In many troops, there is an ongoing battle, or maybe just a misunderstanding, about exactly who is responsible for what. Without getting into the line between what is an adult function and what is a youth responsibility, I’m referring to committee and program functions and how sometimes the lines get blurred. Continue reading “Which Lane are You In?”
When boys cross over from a pack to a troop, they usually stay the course if they stick with it for the first year or so. There are lots of strategies for keeping them interested once they’ve crossed over. Continue reading “Keeping Boys Interested”
This month’s What Would You Do? question in Scouting Magazine comes from Scoutmaster D.M. of Ft. Myers, Fla.:
We recently had our troop leadership elections, and the Scouts elected a senior patrol leader who is inexperienced, uncommitted, and has no real sense of responsibility. I am worried about the direction of the troop, but I want to respect the boys’ choice. What do I do? Continue reading “Dealing with troop election results”
Many den leaders make the mistake of assuming that the Webelos program is conducted the same way as the Wolf and Bear program. In doing so, they usually shortchange the boys from the excellent features of the Webelos program, sidetrack the transition to Boy Scouts, and find they are falling behind on where they are supposed to be. Continue reading “Webelos is different!”
While we’re on the subject, let’s think about the adult role at the patrol leaders’ council meetings.
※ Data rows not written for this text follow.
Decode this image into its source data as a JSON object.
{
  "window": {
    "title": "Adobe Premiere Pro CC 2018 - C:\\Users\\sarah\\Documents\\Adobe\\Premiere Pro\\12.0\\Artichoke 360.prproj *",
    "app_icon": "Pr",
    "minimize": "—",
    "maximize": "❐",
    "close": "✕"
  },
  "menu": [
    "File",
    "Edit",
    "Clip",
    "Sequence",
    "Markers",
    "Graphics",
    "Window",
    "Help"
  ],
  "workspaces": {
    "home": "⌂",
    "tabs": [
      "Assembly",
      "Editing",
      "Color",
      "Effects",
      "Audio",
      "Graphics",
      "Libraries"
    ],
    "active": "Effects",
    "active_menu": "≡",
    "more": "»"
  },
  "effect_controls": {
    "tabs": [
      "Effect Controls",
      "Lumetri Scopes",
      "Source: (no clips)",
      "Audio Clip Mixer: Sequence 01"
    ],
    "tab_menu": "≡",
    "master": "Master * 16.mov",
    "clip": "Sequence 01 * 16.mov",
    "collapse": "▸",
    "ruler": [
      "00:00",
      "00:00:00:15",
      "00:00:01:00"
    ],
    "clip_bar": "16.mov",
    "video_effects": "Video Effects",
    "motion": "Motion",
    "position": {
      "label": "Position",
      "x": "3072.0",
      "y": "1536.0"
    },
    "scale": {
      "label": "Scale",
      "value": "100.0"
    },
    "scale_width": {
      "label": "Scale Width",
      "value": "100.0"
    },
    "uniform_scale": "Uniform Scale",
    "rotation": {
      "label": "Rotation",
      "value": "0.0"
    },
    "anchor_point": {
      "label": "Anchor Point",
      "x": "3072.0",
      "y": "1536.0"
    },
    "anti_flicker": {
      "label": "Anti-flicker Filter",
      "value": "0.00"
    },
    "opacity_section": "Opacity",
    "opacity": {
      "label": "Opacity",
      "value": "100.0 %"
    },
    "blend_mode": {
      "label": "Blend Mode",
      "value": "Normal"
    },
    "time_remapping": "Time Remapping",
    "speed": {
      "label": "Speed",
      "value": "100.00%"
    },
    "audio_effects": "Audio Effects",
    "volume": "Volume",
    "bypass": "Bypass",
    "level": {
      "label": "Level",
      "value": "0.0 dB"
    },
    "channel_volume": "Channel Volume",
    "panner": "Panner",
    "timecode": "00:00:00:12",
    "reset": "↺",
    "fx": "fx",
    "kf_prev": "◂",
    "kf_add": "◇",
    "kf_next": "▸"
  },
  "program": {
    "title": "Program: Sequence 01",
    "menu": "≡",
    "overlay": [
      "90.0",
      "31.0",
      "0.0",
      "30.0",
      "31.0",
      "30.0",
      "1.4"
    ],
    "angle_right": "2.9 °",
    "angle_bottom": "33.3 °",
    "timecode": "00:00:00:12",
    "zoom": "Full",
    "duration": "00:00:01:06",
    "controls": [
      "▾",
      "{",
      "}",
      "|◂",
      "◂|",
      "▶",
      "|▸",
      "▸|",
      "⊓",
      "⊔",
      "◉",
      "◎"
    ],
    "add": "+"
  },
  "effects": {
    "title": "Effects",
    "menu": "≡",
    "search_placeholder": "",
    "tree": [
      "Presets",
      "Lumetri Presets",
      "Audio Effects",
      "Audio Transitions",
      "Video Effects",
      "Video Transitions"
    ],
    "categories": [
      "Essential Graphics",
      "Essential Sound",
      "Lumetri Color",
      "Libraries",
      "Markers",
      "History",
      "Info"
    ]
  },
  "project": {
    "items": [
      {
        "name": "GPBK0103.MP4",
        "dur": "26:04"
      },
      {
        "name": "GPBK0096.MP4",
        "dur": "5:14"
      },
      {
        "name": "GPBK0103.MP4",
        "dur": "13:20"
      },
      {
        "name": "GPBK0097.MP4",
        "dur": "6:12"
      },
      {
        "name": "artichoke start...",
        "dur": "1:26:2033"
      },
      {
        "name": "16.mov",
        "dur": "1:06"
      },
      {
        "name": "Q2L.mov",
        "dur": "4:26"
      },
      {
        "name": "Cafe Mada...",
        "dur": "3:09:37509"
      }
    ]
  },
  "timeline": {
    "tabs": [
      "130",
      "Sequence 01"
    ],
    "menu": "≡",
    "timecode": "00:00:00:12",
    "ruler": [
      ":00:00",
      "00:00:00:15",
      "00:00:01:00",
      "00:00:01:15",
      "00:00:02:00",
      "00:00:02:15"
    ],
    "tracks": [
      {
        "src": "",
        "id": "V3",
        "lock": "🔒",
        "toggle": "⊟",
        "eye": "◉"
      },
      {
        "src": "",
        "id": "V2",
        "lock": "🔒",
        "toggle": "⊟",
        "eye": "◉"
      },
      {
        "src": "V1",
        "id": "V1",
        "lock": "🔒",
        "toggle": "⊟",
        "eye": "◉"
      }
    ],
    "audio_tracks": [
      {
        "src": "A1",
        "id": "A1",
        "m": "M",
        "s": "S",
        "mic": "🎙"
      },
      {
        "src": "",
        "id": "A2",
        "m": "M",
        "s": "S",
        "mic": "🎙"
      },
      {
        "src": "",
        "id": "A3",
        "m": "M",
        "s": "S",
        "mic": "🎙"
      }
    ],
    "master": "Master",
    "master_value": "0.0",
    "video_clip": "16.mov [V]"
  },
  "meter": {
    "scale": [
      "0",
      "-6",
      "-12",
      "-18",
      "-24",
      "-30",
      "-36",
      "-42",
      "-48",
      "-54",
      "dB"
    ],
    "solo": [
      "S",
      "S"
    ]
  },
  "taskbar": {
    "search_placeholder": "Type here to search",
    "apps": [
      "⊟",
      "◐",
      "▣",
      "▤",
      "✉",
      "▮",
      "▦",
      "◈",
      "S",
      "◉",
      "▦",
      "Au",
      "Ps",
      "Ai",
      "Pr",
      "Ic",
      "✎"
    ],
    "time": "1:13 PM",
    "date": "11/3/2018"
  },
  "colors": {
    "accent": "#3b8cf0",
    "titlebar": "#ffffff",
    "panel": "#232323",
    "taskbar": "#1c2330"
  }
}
Simply put, adults have no role, because the PLC is composed of the youth leaders of the troop, and the PLC meeting is their meeting — not the adults’ meeting! Continue in Chapter 3 of the Scoutmaster Handbook, which states that “the Senior Patrol Leader chairs the Patrol Leaders’ Council meetings.” Continue reading “Adult involvement, part 2”